Click here to read an old Vanity Fair magazine article about the trench coat.

A Trench Coat for the Fashionable Ladies <br />(Harper's Bazaar, 1918)A Trench Coat for the Fashionable Ladies
(Harper's Bazaar, 1918)
Attached, you will find one of the first elegant, elongated fashion figure drawings to depict the trench coat as an element of feminine mode. Although this drawing first appeared in a Harper's Bazaar fashion editorial recommending the coat as one of the better private purchase uniform items that could be worn by an American woman in one of the auxiliary units, it is clear that the fashion potential of the garment was not lost on the magazine's editors or anyone else on this side of the Atlantic. This particular one was produced in far nicer fabric than was made available for the men. The acquaintance between the trench coat and American fashion designers has remained a strong one ever since.

To see other examples of war's influence on fashion, click here.

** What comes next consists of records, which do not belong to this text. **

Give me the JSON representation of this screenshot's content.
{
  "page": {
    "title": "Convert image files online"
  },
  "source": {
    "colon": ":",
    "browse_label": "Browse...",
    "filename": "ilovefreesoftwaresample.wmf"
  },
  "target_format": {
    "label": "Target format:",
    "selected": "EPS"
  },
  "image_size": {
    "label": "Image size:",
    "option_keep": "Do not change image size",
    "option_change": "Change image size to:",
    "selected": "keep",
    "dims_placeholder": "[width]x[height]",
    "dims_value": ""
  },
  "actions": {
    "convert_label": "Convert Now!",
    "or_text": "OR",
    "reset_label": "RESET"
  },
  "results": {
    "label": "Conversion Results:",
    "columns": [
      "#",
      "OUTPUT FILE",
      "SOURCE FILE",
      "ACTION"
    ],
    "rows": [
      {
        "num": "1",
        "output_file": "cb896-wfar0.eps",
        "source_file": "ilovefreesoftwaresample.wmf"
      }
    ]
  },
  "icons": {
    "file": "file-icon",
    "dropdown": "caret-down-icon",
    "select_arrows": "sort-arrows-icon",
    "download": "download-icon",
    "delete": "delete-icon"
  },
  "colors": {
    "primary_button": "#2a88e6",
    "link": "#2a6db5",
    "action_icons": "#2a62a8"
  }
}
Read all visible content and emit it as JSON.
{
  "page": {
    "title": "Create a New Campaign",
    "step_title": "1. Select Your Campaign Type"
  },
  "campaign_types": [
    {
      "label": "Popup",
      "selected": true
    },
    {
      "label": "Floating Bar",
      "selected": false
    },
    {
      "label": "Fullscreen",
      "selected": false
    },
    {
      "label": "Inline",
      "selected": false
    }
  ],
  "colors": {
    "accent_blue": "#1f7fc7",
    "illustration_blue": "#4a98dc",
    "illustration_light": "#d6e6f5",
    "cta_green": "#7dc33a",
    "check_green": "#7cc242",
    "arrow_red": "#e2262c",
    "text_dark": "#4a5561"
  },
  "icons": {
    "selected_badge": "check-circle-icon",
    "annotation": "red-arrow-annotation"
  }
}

Popular from the Start <br />(NY Times, 1917)Popular from the Start
(NY Times, 1917)
This small notice is interesting for what it doesn't say: of all the uniform foppery and up-town military accessories that were made available for American officers of World War I, there was no run on serge, whipcord or fine Melton wools; pigskin was plentiful for custom boots and no one seemed fearful that pewter flasks were scarce. What was in short supply were trench coats. The officer candidates from Plattsburg (N.Y.) were making their desires known: they did not care to risk life and limb only to wear a mackinaw. These men wanted trench coats and the New York Times found that newsworthy (It is interesting to note that the reporting journalist had never actually seen one, or else he might not have said that it extended to the ankle).
One Tailor's Encounter with the Trench Coat <br />(West End Gazette, 1915)One Tailor's Encounter with the Trench Coat
(West End Gazette, 1915)
An excerpt from a British tailoring journal which explains what the garment is and is not. The illustrations show a long forgotten pattern with billows pockets and excessively long cuffs, which were intended to be gathered by wrist straps. You will also note that the trench coat is bereft of "D rings" and "gas flaps" and other fantasy elements of military-tailoring.
The World War One Trench Coat  <br />(Vanity Fair Magazine, 1918)The World War One Trench Coat
(Vanity Fair Magazine, 1918)
The fashion designers of the past ninety-four years all seem to be of one mind when it comes to the subject of the trench coat: it needs to be re-designed every four months. Years have passed, but still the garment has not reached a final state; meanwhile the rest of us only get one shot at a first impression. It is no matter whether the one who wears the trench coat is an actual trench-dweller or simply one who Tweets all day; the designers all have their opinions regarding the fluctuating number of straps and 'D' rings. There has been no end to the amount of cleverness applied to the re-treading of the garment and through the years we have been treated to doggy trench coats and lady's evening gowns cut to resemble trench coats. Yet in the dark days of 1917, when the United States entered the fray, it was not lost on those who glanced at the attached column that too many of these raincoats were already buried in the damp grave yards of France and Belgium.
One of the First Trench Coats for U.S. Civilians <br />(Magazine Ad, 1917)One of the First Trench Coats for U.S. Civilians
(Magazine Ad, 1917)
No doubt, the fashionable minds who sat so comfortably in America, far removed from the dung and destruction of the European war, would thumb through magazines such as "Leslie's", "Collier's" or "Current History" looking for fashion's newest "thing". How pleased these fops must have been that the ink-stained photogravure boys didn't let them down! The Brothers Guiterman in Minnesota must have been numbered among these macaronis because they seemed to have been the first to begin production of a trench coat intended solely for civilian production (although it must be remembered that during the war, trench coats were a "private purchase" item, available only to officers sold only by haberdashers and privately-owned military furnishing establishments).